How to complete this task:
Locate the word "title" in the entries below, then gather every line that holds it.

(Record excerpts)

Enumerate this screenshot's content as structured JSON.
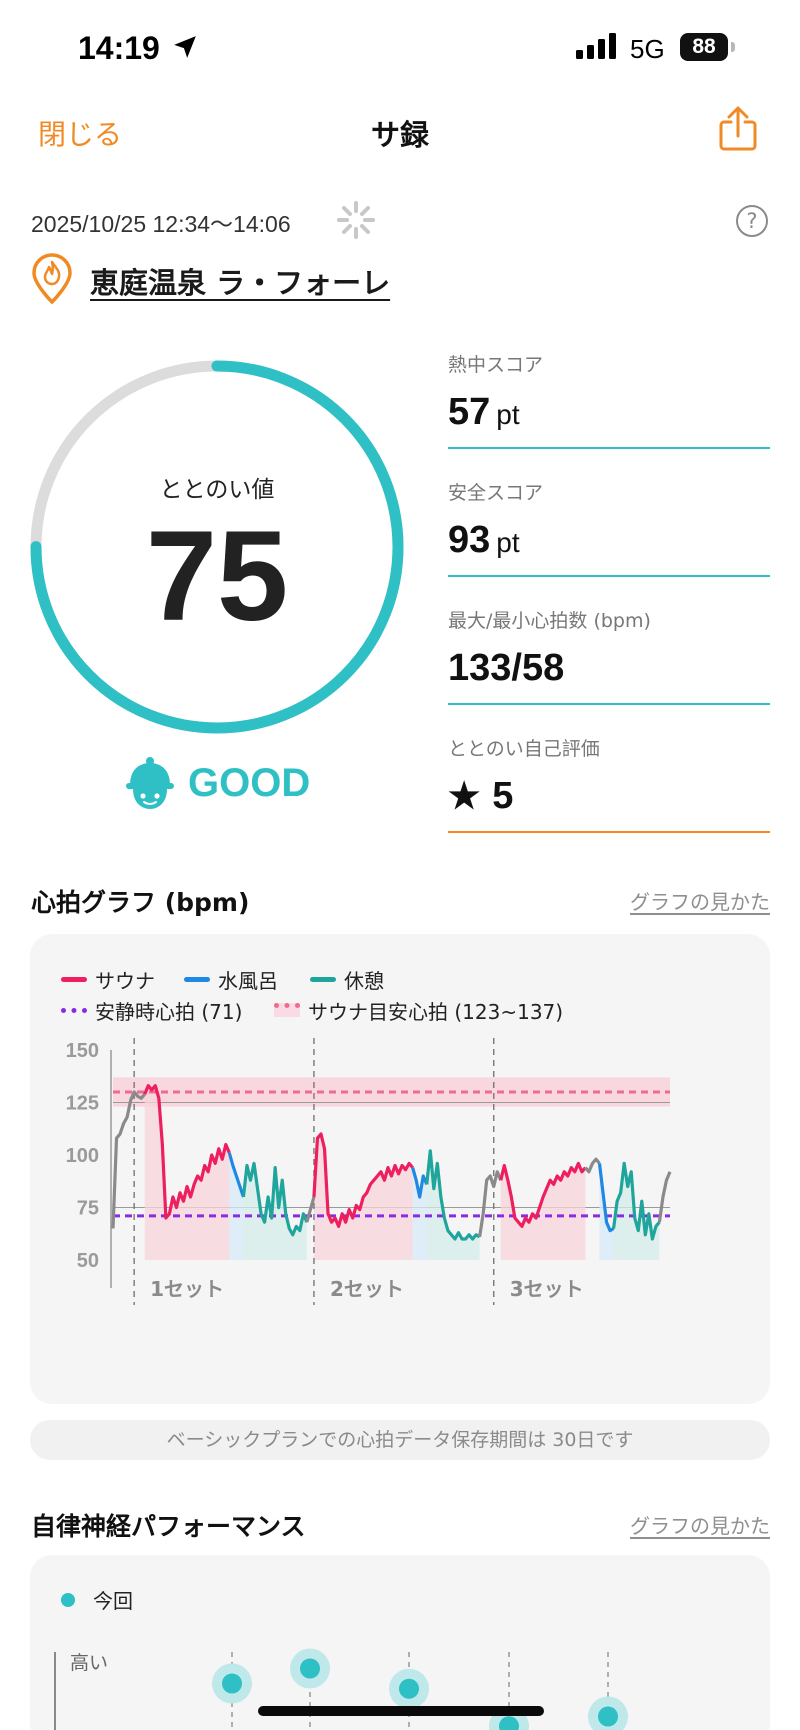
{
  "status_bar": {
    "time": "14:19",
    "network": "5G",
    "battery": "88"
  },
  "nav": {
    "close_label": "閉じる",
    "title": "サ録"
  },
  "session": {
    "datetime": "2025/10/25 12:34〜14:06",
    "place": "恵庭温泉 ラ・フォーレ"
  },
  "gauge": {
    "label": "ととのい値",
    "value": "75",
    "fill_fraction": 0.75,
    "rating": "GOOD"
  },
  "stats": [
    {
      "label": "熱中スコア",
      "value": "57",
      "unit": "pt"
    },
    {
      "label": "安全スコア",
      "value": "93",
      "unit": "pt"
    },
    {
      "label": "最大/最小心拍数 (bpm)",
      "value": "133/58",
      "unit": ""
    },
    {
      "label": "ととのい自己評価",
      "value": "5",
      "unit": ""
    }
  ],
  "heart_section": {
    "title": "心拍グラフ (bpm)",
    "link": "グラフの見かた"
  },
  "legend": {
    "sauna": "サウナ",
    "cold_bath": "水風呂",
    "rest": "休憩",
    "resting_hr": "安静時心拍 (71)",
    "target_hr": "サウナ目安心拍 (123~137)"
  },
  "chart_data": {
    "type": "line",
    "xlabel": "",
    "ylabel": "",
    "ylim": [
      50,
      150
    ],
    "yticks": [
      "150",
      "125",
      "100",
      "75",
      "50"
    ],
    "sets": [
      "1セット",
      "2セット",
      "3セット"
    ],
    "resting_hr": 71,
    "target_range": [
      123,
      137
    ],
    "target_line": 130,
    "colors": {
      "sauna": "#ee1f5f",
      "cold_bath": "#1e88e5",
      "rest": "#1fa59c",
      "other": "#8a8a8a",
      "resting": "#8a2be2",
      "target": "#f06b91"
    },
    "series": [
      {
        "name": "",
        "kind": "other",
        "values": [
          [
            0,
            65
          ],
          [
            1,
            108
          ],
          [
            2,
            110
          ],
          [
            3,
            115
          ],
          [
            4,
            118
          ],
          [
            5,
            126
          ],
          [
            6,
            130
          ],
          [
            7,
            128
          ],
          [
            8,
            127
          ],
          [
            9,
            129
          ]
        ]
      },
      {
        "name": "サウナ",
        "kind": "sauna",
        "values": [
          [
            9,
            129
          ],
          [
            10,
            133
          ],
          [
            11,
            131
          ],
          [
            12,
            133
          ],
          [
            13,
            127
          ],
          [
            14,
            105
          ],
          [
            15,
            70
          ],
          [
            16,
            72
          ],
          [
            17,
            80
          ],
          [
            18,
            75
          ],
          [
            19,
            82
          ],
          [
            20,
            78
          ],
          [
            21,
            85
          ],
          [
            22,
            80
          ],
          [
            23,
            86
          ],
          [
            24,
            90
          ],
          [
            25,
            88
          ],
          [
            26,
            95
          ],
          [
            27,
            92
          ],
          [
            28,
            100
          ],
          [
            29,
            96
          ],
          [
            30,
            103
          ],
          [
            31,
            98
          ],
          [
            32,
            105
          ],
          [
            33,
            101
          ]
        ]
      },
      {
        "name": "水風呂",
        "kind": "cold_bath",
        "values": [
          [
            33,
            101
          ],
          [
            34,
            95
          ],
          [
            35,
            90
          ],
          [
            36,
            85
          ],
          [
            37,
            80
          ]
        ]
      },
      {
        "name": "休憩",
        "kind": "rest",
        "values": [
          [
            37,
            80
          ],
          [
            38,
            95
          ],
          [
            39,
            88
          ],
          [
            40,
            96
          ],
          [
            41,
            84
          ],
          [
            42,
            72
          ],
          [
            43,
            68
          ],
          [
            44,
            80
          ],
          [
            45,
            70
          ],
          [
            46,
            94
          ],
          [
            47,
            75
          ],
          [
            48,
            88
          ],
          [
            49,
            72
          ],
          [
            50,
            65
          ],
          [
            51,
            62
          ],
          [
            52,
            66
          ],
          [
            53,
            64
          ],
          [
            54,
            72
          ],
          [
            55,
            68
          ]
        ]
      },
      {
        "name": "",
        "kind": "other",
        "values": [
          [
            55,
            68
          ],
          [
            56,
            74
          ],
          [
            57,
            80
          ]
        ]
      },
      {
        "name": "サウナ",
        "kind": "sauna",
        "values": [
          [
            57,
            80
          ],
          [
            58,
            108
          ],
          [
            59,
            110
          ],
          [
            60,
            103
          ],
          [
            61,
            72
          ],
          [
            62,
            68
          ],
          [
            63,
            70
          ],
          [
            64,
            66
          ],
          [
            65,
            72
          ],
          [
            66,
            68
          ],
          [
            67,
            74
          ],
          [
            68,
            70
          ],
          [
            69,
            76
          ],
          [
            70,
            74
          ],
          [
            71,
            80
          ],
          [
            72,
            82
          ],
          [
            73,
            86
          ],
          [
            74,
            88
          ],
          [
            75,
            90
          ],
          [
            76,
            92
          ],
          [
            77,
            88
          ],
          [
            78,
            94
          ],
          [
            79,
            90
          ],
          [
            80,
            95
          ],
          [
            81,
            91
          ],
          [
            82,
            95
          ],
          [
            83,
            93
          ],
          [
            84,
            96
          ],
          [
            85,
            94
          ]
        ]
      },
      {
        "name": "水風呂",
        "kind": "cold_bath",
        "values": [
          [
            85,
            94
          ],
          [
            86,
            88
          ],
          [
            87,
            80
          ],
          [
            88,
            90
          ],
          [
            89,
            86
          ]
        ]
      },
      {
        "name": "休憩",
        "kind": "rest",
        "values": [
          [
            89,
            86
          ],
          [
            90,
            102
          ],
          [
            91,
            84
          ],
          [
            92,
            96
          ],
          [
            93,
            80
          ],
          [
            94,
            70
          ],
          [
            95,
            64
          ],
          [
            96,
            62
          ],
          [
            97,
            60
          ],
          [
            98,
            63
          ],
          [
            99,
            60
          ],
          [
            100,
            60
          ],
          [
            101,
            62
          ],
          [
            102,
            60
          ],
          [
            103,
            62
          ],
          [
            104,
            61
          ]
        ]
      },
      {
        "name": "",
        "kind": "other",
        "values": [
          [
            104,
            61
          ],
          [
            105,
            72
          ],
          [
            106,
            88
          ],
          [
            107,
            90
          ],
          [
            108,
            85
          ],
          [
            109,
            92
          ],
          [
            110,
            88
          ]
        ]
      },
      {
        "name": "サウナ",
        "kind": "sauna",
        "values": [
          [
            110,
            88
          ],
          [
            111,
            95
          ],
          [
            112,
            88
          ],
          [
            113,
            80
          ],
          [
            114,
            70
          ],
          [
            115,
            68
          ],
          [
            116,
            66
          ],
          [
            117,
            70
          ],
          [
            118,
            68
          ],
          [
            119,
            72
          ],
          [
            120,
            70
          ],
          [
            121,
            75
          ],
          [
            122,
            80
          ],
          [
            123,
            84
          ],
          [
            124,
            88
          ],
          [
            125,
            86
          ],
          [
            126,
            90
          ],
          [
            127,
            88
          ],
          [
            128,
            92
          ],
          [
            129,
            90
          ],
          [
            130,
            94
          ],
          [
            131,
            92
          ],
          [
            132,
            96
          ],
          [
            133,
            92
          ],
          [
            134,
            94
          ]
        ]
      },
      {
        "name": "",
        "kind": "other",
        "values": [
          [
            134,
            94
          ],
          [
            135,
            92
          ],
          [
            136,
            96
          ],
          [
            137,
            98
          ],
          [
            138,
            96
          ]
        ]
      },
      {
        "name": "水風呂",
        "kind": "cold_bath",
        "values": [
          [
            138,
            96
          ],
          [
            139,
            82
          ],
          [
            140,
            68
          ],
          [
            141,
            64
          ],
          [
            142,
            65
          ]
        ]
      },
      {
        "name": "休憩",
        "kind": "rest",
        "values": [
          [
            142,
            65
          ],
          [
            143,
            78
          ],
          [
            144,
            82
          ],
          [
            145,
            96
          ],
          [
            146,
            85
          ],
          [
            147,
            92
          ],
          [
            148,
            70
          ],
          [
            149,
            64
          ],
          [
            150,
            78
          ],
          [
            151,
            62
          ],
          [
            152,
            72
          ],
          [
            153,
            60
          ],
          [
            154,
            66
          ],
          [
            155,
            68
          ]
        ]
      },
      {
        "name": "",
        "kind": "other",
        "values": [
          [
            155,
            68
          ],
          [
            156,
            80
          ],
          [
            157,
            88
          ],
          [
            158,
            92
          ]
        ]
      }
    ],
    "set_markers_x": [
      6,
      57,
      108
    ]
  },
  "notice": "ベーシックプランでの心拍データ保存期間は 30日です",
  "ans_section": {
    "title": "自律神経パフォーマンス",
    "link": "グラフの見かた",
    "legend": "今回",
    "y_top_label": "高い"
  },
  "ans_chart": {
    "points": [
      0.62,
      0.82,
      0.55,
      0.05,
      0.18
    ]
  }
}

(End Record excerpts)

Task output:
    "title": "サ録"
    "title": "心拍グラフ (bpm)",
    "title": "自律神経パフォーマンス",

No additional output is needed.